Time to get ready for another chase scene in the fertilizer business. Privately held agricultural giant Cargill Inc. plans to sell its 64% stake in Mosaic Co. (NYSE: MOS) for about $24.3 billion. The sale puts a total value on Mosaic of about $38 billion. While Mosaic could last as a standalone public company, it is more likely that another company will buy Mosaic as it is a significant supplier of potash fertilizer. BHP Billiton plc (NYSE: BHP), which failed to acquire Potash Corp. of Saskatchewan (NYSE: POT) for $38.6 billion last year, is an obvious suitor.
Other fertilizer makers, such as Agrium Inc. (NYSE: AGU) or Monsanto Co. (NYSE: MON) are possible pursuers, but a purchase of that size may be beyond their means. Mining companies such as BHP, Rio Tinto plc (NYSE: RIO), and Vale S.A. (NYSE: VALE) are also possibilities. Any of these three could acquire either a majority share of Mosaic, or, in the case of BHP, buy the company outright. Both Rio Tinto and Vale have market caps around $140 billion, while BHP’s market cap is about $245 billion.

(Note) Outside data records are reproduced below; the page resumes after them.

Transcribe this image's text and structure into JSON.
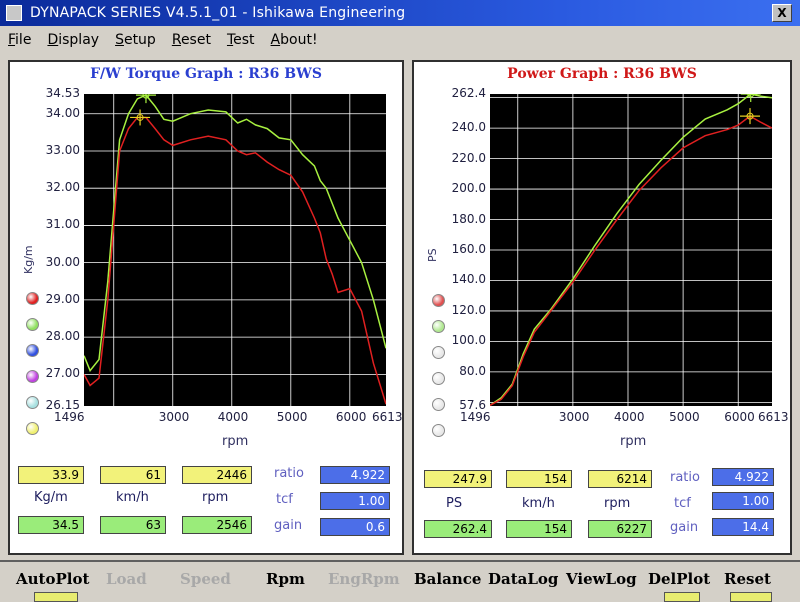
{
  "window": {
    "title": "DYNAPACK SERIES V4.5.1_01  - Ishikawa Engineering",
    "close_glyph": "X"
  },
  "menu": [
    {
      "u": "F",
      "rest": "ile"
    },
    {
      "u": "D",
      "rest": "isplay"
    },
    {
      "u": "S",
      "rest": "etup"
    },
    {
      "u": "R",
      "rest": "eset"
    },
    {
      "u": "T",
      "rest": "est"
    },
    {
      "u": "A",
      "rest": "bout!"
    }
  ],
  "torque": {
    "title": "F/W Torque Graph : R36 BWS",
    "title_color": "#2a3fd0",
    "ylabel": "Kg/m",
    "xlabel": "rpm",
    "yticks": [
      "34.53",
      "34.00",
      "33.00",
      "32.00",
      "31.00",
      "30.00",
      "29.00",
      "28.00",
      "27.00",
      "26.15"
    ],
    "xticks": [
      "1496",
      "3000",
      "4000",
      "5000",
      "6000",
      "6613"
    ],
    "readout_top": {
      "value": "33.9",
      "speed": "61",
      "rpm": "2446",
      "ratio": "4.922"
    },
    "readout_bottom": {
      "value": "34.5",
      "speed": "63",
      "rpm": "2546",
      "gain": "0.6"
    },
    "units": {
      "value": "Kg/m",
      "speed": "km/h",
      "rpm": "rpm"
    },
    "labels": {
      "ratio": "ratio",
      "tcf": "tcf",
      "gain": "gain"
    },
    "tcf": "1.00",
    "dots": [
      "#e02020",
      "#90e060",
      "#3050e0",
      "#c040e0",
      "#a8e0e0",
      "#f0f070"
    ]
  },
  "power": {
    "title": "Power Graph : R36 BWS",
    "title_color": "#d01818",
    "ylabel": "PS",
    "xlabel": "rpm",
    "yticks": [
      "262.4",
      "240.0",
      "220.0",
      "200.0",
      "180.0",
      "160.0",
      "140.0",
      "120.0",
      "100.0",
      "80.0",
      "57.6"
    ],
    "xticks": [
      "1496",
      "3000",
      "4000",
      "5000",
      "6000",
      "6613"
    ],
    "readout_top": {
      "value": "247.9",
      "speed": "154",
      "rpm": "6214",
      "ratio": "4.922"
    },
    "readout_bottom": {
      "value": "262.4",
      "speed": "154",
      "rpm": "6227",
      "gain": "14.4"
    },
    "units": {
      "value": "PS",
      "speed": "km/h",
      "rpm": "rpm"
    },
    "labels": {
      "ratio": "ratio",
      "tcf": "tcf",
      "gain": "gain"
    },
    "tcf": "1.00",
    "dots": [
      "#e05050",
      "#b0e890",
      "#e8e8e8",
      "#e8e8e8",
      "#e8e8e8",
      "#e8e8e8"
    ]
  },
  "chart_data": [
    {
      "type": "line",
      "title": "F/W Torque Graph : R36 BWS",
      "xlabel": "rpm",
      "ylabel": "Kg/m",
      "xlim": [
        1496,
        6613
      ],
      "ylim": [
        26.15,
        34.53
      ],
      "grid": true,
      "series": [
        {
          "color": "#a8f040",
          "x": [
            1496,
            1600,
            1750,
            1900,
            2100,
            2250,
            2400,
            2546,
            2700,
            2850,
            3000,
            3300,
            3600,
            3900,
            4100,
            4250,
            4400,
            4600,
            4800,
            5000,
            5200,
            5400,
            5500,
            5600,
            5700,
            5800,
            6000,
            6200,
            6400,
            6613
          ],
          "y": [
            27.5,
            27.1,
            27.4,
            29.5,
            33.3,
            34.0,
            34.4,
            34.5,
            34.2,
            33.85,
            33.8,
            34.0,
            34.1,
            34.05,
            33.75,
            33.85,
            33.7,
            33.6,
            33.35,
            33.3,
            32.9,
            32.6,
            32.2,
            32.0,
            31.6,
            31.2,
            30.6,
            30.0,
            29.0,
            27.7
          ]
        },
        {
          "color": "#e02020",
          "x": [
            1496,
            1600,
            1750,
            1900,
            2100,
            2250,
            2400,
            2546,
            2700,
            2850,
            3000,
            3300,
            3600,
            3900,
            4100,
            4250,
            4400,
            4600,
            4800,
            5000,
            5200,
            5400,
            5500,
            5600,
            5700,
            5800,
            6000,
            6200,
            6400,
            6613
          ],
          "y": [
            27.0,
            26.7,
            26.9,
            29.0,
            33.0,
            33.6,
            33.9,
            33.9,
            33.6,
            33.3,
            33.15,
            33.3,
            33.4,
            33.3,
            33.0,
            32.9,
            32.95,
            32.7,
            32.5,
            32.35,
            31.9,
            31.2,
            30.8,
            30.1,
            29.7,
            29.2,
            29.3,
            28.7,
            27.3,
            26.2
          ]
        }
      ]
    },
    {
      "type": "line",
      "title": "Power Graph : R36 BWS",
      "xlabel": "rpm",
      "ylabel": "PS",
      "xlim": [
        1496,
        6613
      ],
      "ylim": [
        57.6,
        262.4
      ],
      "grid": true,
      "series": [
        {
          "color": "#a8f040",
          "x": [
            1496,
            1700,
            1900,
            2100,
            2300,
            2600,
            3000,
            3400,
            3800,
            4200,
            4600,
            5000,
            5400,
            5800,
            6000,
            6227,
            6400,
            6613
          ],
          "y": [
            58,
            63,
            72,
            92,
            108,
            121,
            141,
            163,
            184,
            203,
            219,
            234,
            246,
            252,
            256,
            262.4,
            261,
            260
          ]
        },
        {
          "color": "#e02020",
          "x": [
            1496,
            1700,
            1900,
            2100,
            2300,
            2600,
            3000,
            3400,
            3800,
            4200,
            4600,
            5000,
            5400,
            5800,
            6000,
            6214,
            6400,
            6613
          ],
          "y": [
            58,
            62,
            71,
            90,
            106,
            120,
            139,
            160,
            180,
            199,
            214,
            227,
            235,
            239,
            242,
            247.9,
            244,
            240
          ]
        }
      ]
    }
  ],
  "toolbar": [
    {
      "label": "AutoPlot",
      "enabled": true
    },
    {
      "label": "Load",
      "enabled": false
    },
    {
      "label": "Speed",
      "enabled": false
    },
    {
      "label": "Rpm",
      "enabled": true
    },
    {
      "label": "EngRpm",
      "enabled": false
    },
    {
      "label": "Balance",
      "enabled": true
    },
    {
      "label": "DataLog",
      "enabled": true
    },
    {
      "label": "ViewLog",
      "enabled": true
    },
    {
      "label": "DelPlot",
      "enabled": true
    },
    {
      "label": "Reset",
      "enabled": true
    }
  ]
}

While BHP is the instant choice to acquire a publicly traded Mosaic, a strong case could be made for Vale. The Brazilian company has acquired a number of potash mining projects that are still in the development stage. The first to start operation is the Rio Colorado project, set to begin mining in 2013.

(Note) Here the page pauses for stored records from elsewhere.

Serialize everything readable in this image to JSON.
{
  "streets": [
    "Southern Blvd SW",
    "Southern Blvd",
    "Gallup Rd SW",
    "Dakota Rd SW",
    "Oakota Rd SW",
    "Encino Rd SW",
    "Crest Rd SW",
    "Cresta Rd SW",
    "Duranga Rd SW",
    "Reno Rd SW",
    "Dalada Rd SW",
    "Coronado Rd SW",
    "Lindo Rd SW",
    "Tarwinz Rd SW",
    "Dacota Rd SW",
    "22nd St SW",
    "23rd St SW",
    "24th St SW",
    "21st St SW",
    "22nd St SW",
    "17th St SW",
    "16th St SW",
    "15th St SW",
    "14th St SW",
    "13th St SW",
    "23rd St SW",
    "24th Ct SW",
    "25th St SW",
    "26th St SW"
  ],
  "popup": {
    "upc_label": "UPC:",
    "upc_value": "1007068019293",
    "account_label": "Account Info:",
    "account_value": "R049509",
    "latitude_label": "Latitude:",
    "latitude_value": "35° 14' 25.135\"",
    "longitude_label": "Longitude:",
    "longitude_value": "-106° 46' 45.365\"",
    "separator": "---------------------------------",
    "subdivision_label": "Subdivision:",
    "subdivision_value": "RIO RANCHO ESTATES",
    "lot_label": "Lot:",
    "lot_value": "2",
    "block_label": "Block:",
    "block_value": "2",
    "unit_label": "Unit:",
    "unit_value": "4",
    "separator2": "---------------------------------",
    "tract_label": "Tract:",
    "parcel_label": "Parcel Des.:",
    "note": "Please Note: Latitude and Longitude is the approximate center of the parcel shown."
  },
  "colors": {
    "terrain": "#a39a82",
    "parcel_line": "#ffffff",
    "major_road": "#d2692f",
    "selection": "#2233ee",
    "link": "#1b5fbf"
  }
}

Vale is also sitting on about $13 billion in cash and the company’s operating cash flow in the third quarter totaled almost $9 billion. Long-term debt is substantial, at around $38 billion, but Mosaic would be such a good fit for Vale and the prospects for the future would be so bright that financing opportunities would certainly be there.
BHP could toss a monkey wrench into such a deal, and the company has already shown that it can line up enough financing to make a $38 billion deal happen. BHP, which made an offer of $130/share for Potash Corp., set off the potash chase. Shares in Potash Corp. have risen to around $174/share since the BHP offer amid rising demand for fertilizer.
An unknown, of course, is whether a Chinese buyer could appear. At the time of the BHP offer for Potash Corp., China’s state-owned chemical company, Sinochem, tried to put together a competing bid for Potash Corp., but failed to get financing from the state’s sovereign wealth fund. A bid for Mosaic would put the Chinese in the position of bidding for potash production in Canada and the US, where legislative opposition to selling strategic minerals has proven to be a show-stopper.
A final consideration is the time frame for the Cargill sale. Cargill is jumping through a number of hoops to make this a tax-free sale of its Mosaic stake. As a result, the sale will take up to two years to complete.
Any effort by Vale or any other company to acquire Mosaic will seem like a slow-motion transaction, which is likely to begin in the second quarter of this year when the deal closes, but the first sale of the Cargill-owned shares won’t happen until sometime later. That’s when a potential buyer will want to put a stake in the ground, and Vale is at the top of the list of potential buyers.